- Your instructions: From the records below, take each line where the string "title" shows up and copy it.

- Given records:

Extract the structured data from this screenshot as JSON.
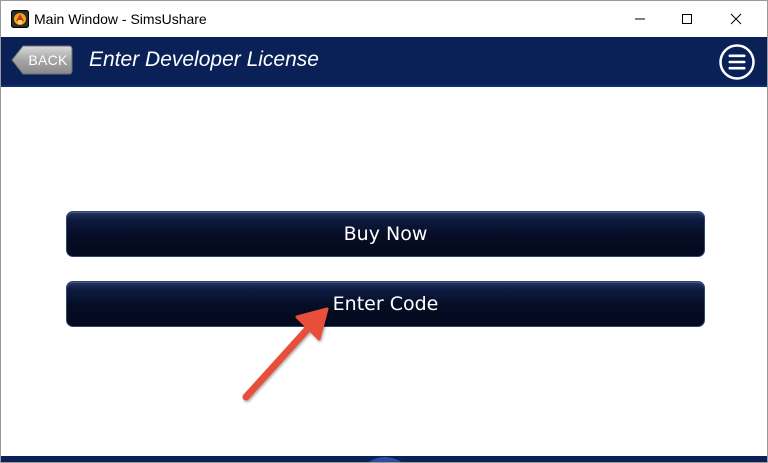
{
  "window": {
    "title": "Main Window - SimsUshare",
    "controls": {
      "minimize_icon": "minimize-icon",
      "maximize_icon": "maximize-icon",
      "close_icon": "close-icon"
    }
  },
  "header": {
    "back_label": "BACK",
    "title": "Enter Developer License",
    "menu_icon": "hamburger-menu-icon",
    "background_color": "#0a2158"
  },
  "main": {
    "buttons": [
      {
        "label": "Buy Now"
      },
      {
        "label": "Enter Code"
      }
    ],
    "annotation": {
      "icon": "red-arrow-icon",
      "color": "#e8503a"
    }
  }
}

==

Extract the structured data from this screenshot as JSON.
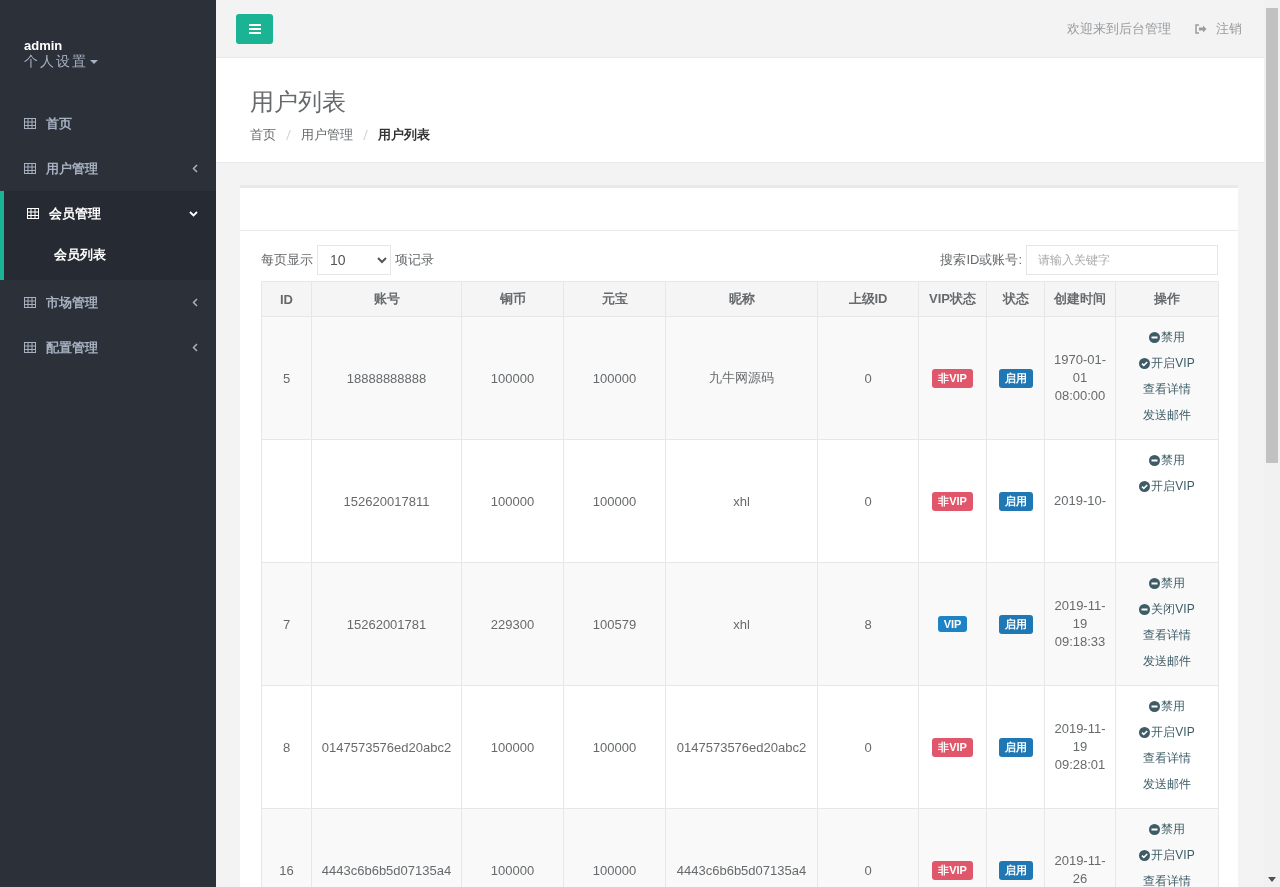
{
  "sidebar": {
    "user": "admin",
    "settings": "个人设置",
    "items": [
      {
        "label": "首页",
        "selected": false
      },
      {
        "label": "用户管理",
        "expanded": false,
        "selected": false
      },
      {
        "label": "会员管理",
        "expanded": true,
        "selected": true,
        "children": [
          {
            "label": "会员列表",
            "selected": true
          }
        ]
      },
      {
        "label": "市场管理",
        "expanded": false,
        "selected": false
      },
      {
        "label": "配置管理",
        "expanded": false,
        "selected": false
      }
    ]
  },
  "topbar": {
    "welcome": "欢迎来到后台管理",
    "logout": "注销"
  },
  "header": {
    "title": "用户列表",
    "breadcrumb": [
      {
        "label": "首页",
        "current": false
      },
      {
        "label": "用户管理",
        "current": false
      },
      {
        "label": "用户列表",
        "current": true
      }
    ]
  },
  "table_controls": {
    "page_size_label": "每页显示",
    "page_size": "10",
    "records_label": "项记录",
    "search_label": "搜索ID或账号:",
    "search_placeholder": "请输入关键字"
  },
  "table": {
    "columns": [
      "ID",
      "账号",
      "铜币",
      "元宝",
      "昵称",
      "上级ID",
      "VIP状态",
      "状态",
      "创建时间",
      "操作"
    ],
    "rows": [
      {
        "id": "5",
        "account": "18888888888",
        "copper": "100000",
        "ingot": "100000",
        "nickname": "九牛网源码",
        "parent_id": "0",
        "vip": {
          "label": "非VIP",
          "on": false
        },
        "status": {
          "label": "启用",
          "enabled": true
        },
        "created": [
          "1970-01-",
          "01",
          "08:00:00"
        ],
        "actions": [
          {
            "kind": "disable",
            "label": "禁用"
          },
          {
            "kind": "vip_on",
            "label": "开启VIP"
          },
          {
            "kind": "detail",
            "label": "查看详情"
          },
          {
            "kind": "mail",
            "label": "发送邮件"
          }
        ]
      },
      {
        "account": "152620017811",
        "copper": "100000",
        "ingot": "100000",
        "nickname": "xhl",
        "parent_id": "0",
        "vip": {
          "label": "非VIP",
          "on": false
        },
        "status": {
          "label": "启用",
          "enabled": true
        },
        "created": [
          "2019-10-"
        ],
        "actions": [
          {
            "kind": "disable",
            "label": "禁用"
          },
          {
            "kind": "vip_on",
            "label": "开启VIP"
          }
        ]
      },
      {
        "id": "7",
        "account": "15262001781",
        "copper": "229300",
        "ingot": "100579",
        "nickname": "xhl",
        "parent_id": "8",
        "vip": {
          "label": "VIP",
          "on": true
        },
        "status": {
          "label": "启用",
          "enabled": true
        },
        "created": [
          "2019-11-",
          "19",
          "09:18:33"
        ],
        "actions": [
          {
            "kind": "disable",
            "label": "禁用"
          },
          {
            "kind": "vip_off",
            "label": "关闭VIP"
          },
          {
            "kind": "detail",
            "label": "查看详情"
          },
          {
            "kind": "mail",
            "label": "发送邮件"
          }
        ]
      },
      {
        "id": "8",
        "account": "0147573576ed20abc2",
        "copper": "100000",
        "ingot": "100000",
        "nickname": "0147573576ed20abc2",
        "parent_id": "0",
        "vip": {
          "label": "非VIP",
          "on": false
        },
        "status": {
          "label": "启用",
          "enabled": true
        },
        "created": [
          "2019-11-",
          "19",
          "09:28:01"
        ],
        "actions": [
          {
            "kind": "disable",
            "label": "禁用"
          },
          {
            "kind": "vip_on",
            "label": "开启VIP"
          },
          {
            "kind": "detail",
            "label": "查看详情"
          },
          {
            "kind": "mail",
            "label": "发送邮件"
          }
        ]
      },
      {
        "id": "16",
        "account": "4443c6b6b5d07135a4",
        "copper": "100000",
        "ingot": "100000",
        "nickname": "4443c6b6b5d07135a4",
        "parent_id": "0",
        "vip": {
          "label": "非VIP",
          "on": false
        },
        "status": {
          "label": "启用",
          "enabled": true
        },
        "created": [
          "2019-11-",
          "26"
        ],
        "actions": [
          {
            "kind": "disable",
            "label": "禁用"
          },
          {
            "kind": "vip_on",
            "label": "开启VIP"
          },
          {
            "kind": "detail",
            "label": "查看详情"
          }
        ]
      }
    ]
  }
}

- Result of the task:
    "title": "Main Window - SimsUshare",
    "title": "Enter Developer License",
    "title": "用户列表",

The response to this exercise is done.